The Good Wife
Episode 9: A Defense of Marriage
By: Carlos Uribe
The Good Wife is a show about Alicia Florrick and her career and scandalous personal life.
This week The Good Wife decided to tackle the issue of gay marriage. It specifically decides to explore the current status of the Defense of Marriage Act. It makes it clearer when it brings in a new character who is known as a Supreme Court veteran. This liberal lawyer character likes to take cases that could potentially go to the Supreme Court that challenge some law he doesn't approve of. He joins up with our lawyers because of the spousal shield that doesn't apply to married homosexual couples. At this point, most series would take the entire episode to express it's support of repealing Defense of Marriage Act. It would become more of a piece of political propaganda than an actual episode that makes you think about an issue. The Good Wife isn't most shows. It's true that it makes it perfectly clear where it stands on the issue and on the surface it appears to be about the act. It's just that the episode actually puts the agenda of the Supreme Court lawyer in direct contrast with the agenda of our favorite characters. In doing so, the episode is able to pit the idea of taking the issue to the Supreme Court versus doing what is actually right for the client. Do they throw the case so they can appeal it later or do they set the client free because of his actual innocence? It's not the weekly case that drives the conflict but this question.
It is kind of ironic that an episode titled “A Defense of Marriage” is one that seemingly seems to attack the institution. The gay man that our characters are defending has “Free Fridays” where he can sleep with any man he wants with his spouse's permission. His married and straight boss has had twelve affairs. The two marriages presented in the case are equally on shaky grounds. The show hounds that idea when it introduces Alicia's mother. Alicia's mom has gone through three marriages. She cheated on her latest husband. Alicia's relationship with Peter and her old affair with Will is brought up in this episode. It's as if the show is suggesting that marriage is an institution that has failed. At the same time, most of the characters haven't gotten divorced. Alicia is still with Peter despite his affairs and vice versa. It's like the show is stating that despite all of the problems that a marriage can have, it can still be worth saving. The episode title therefore doesn't just refer to the law but to it's own cynical and even warped view on marriage itself. This view helps elevate A Defense of Marriage beyond being an episode where the writers get to express their political opinions to their viewers but into an actual piece of entertainment with value.
A Defense of Marriage is an episode that primarily focused on the weekly case but it was also about Alicia's personal life. Her mother comes to visit because her last husband has just died. She believes that he has left her everything but his son is challenging the will because he never liked her. This is a perfect excuse for the series to bring in David Lee, so that he can represent Alicia's mom. So who is this person that raised Alicia?

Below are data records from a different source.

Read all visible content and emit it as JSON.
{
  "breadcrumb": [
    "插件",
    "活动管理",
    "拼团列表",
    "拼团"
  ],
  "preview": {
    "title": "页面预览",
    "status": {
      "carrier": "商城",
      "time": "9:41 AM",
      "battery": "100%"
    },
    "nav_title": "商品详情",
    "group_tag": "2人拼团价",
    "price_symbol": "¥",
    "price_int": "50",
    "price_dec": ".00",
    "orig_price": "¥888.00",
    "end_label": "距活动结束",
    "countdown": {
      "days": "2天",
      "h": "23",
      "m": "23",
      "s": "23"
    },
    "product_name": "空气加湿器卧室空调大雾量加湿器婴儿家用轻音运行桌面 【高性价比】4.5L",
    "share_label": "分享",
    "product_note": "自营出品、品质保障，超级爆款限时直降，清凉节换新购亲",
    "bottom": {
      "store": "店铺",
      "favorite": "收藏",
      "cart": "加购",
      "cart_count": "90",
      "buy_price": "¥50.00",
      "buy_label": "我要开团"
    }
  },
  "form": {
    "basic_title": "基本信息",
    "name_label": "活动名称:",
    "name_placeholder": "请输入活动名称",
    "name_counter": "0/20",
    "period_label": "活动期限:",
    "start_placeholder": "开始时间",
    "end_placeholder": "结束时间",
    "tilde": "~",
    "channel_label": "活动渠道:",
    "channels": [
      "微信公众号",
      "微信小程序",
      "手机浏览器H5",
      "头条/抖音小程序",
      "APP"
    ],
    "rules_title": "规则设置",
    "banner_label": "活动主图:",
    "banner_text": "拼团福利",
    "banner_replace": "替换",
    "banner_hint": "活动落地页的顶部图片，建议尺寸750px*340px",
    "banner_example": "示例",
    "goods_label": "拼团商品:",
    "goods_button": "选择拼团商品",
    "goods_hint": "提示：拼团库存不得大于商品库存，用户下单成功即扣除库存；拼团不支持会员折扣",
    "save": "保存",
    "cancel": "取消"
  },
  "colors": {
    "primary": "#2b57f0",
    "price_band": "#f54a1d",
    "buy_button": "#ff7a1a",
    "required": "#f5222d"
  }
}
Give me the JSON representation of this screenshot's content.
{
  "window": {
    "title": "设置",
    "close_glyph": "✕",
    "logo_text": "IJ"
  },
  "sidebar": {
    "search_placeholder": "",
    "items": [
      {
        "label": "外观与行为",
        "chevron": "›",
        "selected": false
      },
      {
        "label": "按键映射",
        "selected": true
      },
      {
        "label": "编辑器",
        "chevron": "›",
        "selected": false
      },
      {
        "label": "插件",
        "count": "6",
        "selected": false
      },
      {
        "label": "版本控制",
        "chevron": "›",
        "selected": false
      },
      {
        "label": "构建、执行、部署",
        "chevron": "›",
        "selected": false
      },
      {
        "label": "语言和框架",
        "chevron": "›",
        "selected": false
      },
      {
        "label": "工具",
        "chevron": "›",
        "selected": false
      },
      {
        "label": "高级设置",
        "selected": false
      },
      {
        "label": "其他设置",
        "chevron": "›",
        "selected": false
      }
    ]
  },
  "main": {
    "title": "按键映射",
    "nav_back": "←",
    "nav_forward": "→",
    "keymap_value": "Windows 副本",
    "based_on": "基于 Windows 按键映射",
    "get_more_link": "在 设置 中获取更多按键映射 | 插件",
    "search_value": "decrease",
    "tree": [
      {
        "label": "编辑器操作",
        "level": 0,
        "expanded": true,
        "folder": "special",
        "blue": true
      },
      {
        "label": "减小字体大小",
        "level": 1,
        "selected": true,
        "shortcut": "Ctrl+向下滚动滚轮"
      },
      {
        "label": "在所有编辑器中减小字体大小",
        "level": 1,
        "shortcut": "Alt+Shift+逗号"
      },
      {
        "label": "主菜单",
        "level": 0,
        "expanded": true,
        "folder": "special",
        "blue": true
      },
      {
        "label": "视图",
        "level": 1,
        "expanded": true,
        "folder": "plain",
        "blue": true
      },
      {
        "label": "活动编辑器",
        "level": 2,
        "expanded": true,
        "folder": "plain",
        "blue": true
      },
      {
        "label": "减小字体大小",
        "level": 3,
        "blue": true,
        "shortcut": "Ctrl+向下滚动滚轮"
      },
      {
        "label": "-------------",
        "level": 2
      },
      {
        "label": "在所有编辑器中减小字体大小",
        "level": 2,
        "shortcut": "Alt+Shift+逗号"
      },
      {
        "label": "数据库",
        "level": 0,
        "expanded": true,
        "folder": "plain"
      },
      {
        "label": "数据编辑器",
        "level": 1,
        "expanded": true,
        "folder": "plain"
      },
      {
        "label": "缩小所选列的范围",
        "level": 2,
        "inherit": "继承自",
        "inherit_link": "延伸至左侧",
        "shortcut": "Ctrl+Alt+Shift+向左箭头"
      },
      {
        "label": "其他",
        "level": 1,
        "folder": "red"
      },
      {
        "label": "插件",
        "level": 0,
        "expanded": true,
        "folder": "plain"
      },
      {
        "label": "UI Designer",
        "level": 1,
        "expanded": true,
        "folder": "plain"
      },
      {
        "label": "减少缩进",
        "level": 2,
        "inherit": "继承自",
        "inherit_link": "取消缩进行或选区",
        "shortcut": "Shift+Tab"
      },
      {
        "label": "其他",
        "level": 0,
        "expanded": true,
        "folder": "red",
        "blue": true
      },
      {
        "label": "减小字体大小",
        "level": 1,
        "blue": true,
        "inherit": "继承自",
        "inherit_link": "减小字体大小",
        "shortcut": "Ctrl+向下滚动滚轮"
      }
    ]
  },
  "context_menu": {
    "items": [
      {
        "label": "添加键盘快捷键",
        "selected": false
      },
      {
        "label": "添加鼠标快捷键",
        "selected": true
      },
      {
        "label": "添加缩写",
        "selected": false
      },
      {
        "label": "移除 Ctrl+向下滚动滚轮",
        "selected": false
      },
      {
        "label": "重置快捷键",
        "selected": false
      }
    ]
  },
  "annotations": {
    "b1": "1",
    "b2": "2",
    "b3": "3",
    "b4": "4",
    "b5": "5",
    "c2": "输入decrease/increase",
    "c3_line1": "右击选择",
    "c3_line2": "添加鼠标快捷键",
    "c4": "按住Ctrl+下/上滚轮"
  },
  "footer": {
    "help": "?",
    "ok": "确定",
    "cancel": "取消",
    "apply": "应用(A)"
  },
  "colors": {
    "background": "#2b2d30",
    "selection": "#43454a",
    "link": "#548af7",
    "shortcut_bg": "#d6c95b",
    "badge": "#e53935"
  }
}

She's the kind of person who likes to live larger than life and believes that everybody should do what makes them happy. She gives Alicia a biography titled Vagina and gives larger-than-life presents to her grandchildren. The two characters are directly contrasted not only in their different fashion and design senses but also in their very personality. Alicia is stoic and usually in control. Her mother is carefree and loose. It was particularly entertaining to see Alicia's mother interact with the cast but it was beneficial in that it helped to shed light on Alicia's past. It helps to explain just why Alicia refuses to give up on her own marriage and it's partly because her mother has gone through multiple husbands.
A Defense of Marriage is a pretty good episode of The Good Wife. It wanders into potentially dangerous political preaching but it manages to be more than that by using the agenda to create conflict. This is an episode that is very much about marriage as it completely revolves around it but it's also one that explores the life of family. It shouldn't come as a surprise that this is an episode that ends with a scene involving Alicia's mom and Peter's mom. Marriage isn't just two people who get married but about the combination of family. That family might not always like each other, or even approve, but it's one that is formed regardless. A Defense of Marriage attacks marriage but in doing so it defends it's existence.